Season recap: Brandon Ross
Every team that faced the Charter School of Wilmington (Del.) had the same objective before each game: stop Brandon Ross.
The Maryland-bound running back, however, made it exceedingly difficult for opponents to accomplish that feat.
“Our offense started and finished with Brandon,” said Force coach Tyran Rice. “He had a very productive season. He kind of had a target on his back. Definitely coming into this year, teams were game-planning on how to stop him. They’d put as many people into the box to try to stop him, and they’d play man-to-man on the outside to try and contain him. … With that being said, he had a very productive season.”
Ross finished his year with 1,172 yards rushing and 12 touchdowns on 181 carries, plus 19 catches for 287 yards and four touchdowns. The 5-foot-11, 195-pound senior guided the Force to a 7-3 record – the best mark in Charter’s 10 years of existence.
The highlight of Ross’ senior year came against A.I. du Pont in the fourth game of Charter’s season. Snap after snap, Ross picked apart the Tigers’ defense.
“He caught a flare pass and took it the distance, I want to say about 80 yards or so,” Rice recalled. “But in the process he made two people miss and he outran another player’s angle. It looked like he was going to catch him, but he just turned it up another gear and outran him to the end zone.”
The final tally for Ross that night was five catches for 181 yards and three touchdowns to go along with 155 yards and another score on 22 carries. There was no rest for Ross against A.I. du Pont – or any other team on Charter’s schedule – when the Force’s defense took the field. The future Terp also started at cornerback.

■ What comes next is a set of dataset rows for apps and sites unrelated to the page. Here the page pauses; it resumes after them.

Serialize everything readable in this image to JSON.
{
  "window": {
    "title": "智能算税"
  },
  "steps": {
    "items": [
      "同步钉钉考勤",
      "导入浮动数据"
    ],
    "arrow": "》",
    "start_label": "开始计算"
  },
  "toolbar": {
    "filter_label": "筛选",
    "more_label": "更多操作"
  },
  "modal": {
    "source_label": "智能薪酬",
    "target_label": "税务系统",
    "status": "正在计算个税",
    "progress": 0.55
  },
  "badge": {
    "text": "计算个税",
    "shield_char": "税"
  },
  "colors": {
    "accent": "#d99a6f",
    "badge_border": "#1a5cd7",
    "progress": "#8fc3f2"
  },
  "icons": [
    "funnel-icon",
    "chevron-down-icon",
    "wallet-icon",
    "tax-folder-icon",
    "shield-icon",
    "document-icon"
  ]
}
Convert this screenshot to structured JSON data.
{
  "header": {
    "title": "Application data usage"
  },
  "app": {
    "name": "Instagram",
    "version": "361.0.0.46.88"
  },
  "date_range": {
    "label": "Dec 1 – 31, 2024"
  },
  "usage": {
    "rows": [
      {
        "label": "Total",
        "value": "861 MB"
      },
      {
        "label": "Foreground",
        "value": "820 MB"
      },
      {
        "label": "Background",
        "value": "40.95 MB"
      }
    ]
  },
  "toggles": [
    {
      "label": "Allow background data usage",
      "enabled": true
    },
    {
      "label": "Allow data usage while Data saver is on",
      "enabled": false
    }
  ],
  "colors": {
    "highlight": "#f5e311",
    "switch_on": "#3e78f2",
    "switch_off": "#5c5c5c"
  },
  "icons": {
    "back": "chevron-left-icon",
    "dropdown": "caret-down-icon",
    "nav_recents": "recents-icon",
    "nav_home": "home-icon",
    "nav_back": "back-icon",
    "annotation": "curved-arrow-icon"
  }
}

“Having him play both sides of the ball was definitely taxing on him,” Rice said. “When you carry the ball 20-plus times and are the focal point of someone’s offense, then get out there and play defense as well, it can break you down a little bit. But Brandon did a pretty good job with that. There were a couple games where he had to come out and get a blow and get back on the field. But he’s able to do that. He went through the year and played every game. Not every kid is built for that, but he knew before the season that he was going to have to be in great shape. He’s a very hard worker and did everything he needed to do to get his body ready.”
Coaching leaves Rice without much free time to pay close attention to college football, but he’s well aware of Maryland’s rebound season. While he hasn’t had any recent in-depth discussions with the Terps staff regarding their plans for Ross as a freshman, Rice thinks it will be a relatively smooth transition to college.
“A kid like Brandon can fit into any system,” Rice said. “He has the speed that you just can’t coach. On top of that, he’s a hard worker and he’s going to do whatever the coaches tell him to. I’ve seen his growth in our program. A lot of that is attributed to him doing what he needs to do during the offseason. … He definitely is something special on offense. Now I know ACC football is a big jump from what we’re seeing in Delaware. But I feel like once he gets there, gets in the weight room and learns the system, he’ll be fine.”